_Data extract:_
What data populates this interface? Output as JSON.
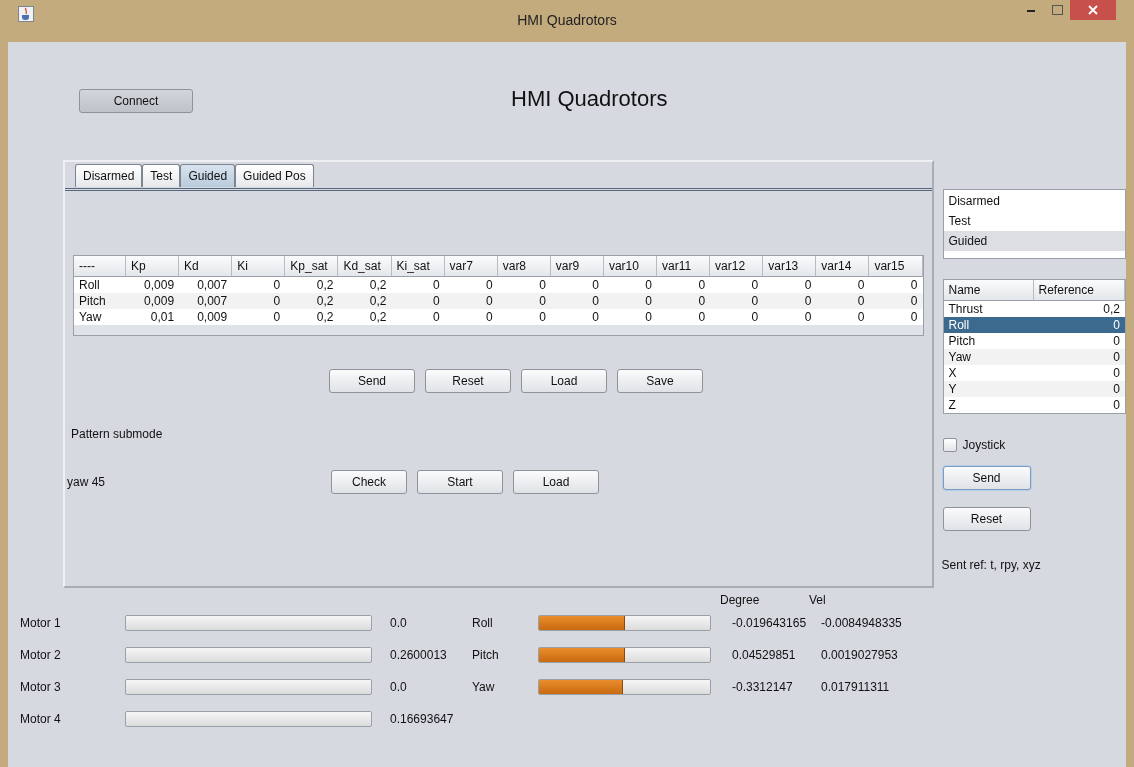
{
  "window": {
    "title": "HMI Quadrotors"
  },
  "connect_button": "Connect",
  "heading": "HMI Quadrotors",
  "tabs": [
    {
      "label": "Disarmed",
      "selected": false
    },
    {
      "label": "Test",
      "selected": false
    },
    {
      "label": "Guided",
      "selected": true
    },
    {
      "label": "Guided Pos",
      "selected": false
    }
  ],
  "gains_table": {
    "columns": [
      "----",
      "Kp",
      "Kd",
      "Ki",
      "Kp_sat",
      "Kd_sat",
      "Ki_sat",
      "var7",
      "var8",
      "var9",
      "var10",
      "var11",
      "var12",
      "var13",
      "var14",
      "var15"
    ],
    "rows": [
      [
        "Roll",
        "0,009",
        "0,007",
        "0",
        "0,2",
        "0,2",
        "0",
        "0",
        "0",
        "0",
        "0",
        "0",
        "0",
        "0",
        "0",
        "0"
      ],
      [
        "Pitch",
        "0,009",
        "0,007",
        "0",
        "0,2",
        "0,2",
        "0",
        "0",
        "0",
        "0",
        "0",
        "0",
        "0",
        "0",
        "0",
        "0"
      ],
      [
        "Yaw",
        "0,01",
        "0,009",
        "0",
        "0,2",
        "0,2",
        "0",
        "0",
        "0",
        "0",
        "0",
        "0",
        "0",
        "0",
        "0",
        "0"
      ]
    ]
  },
  "gains_buttons": [
    "Send",
    "Reset",
    "Load",
    "Save"
  ],
  "pattern_label": "Pattern submode",
  "pattern_value": "yaw 45",
  "pattern_buttons": [
    "Check",
    "Start",
    "Load"
  ],
  "mode_list": [
    {
      "label": "Disarmed",
      "selected": false
    },
    {
      "label": "Test",
      "selected": false
    },
    {
      "label": "Guided",
      "selected": true
    }
  ],
  "reference_table": {
    "columns": [
      "Name",
      "Reference"
    ],
    "rows": [
      {
        "name": "Thrust",
        "value": "0,2",
        "selected": false
      },
      {
        "name": "Roll",
        "value": "0",
        "selected": true
      },
      {
        "name": "Pitch",
        "value": "0",
        "selected": false
      },
      {
        "name": "Yaw",
        "value": "0",
        "selected": false
      },
      {
        "name": "X",
        "value": "0",
        "selected": false
      },
      {
        "name": "Y",
        "value": "0",
        "selected": false
      },
      {
        "name": "Z",
        "value": "0",
        "selected": false
      }
    ]
  },
  "joystick": {
    "label": "Joystick",
    "checked": false
  },
  "reference_buttons": [
    "Send",
    "Reset"
  ],
  "sent_ref": "Sent ref: t, rpy, xyz",
  "attitude_headers": [
    "Degree",
    "Vel"
  ],
  "motors": [
    {
      "name": "Motor 1",
      "level": 0,
      "reading": "0.0"
    },
    {
      "name": "Motor 2",
      "level": 0,
      "reading": "0.2600013"
    },
    {
      "name": "Motor 3",
      "level": 0,
      "reading": "0.0"
    },
    {
      "name": "Motor 4",
      "level": 0,
      "reading": "0.16693647"
    }
  ],
  "attitude": [
    {
      "name": "Roll",
      "level": 0.5,
      "degree": "-0.019643165",
      "vel": "-0.0084948335"
    },
    {
      "name": "Pitch",
      "level": 0.5,
      "degree": "0.04529851",
      "vel": "0.0019027953"
    },
    {
      "name": "Yaw",
      "level": 0.49,
      "degree": "-0.3312147",
      "vel": "0.017911311"
    }
  ]
}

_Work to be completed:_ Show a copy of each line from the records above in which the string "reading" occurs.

_Output of the task:_
      "reading": "0.0"
      "reading": "0.2600013"
      "reading": "0.0"
      "reading": "0.16693647"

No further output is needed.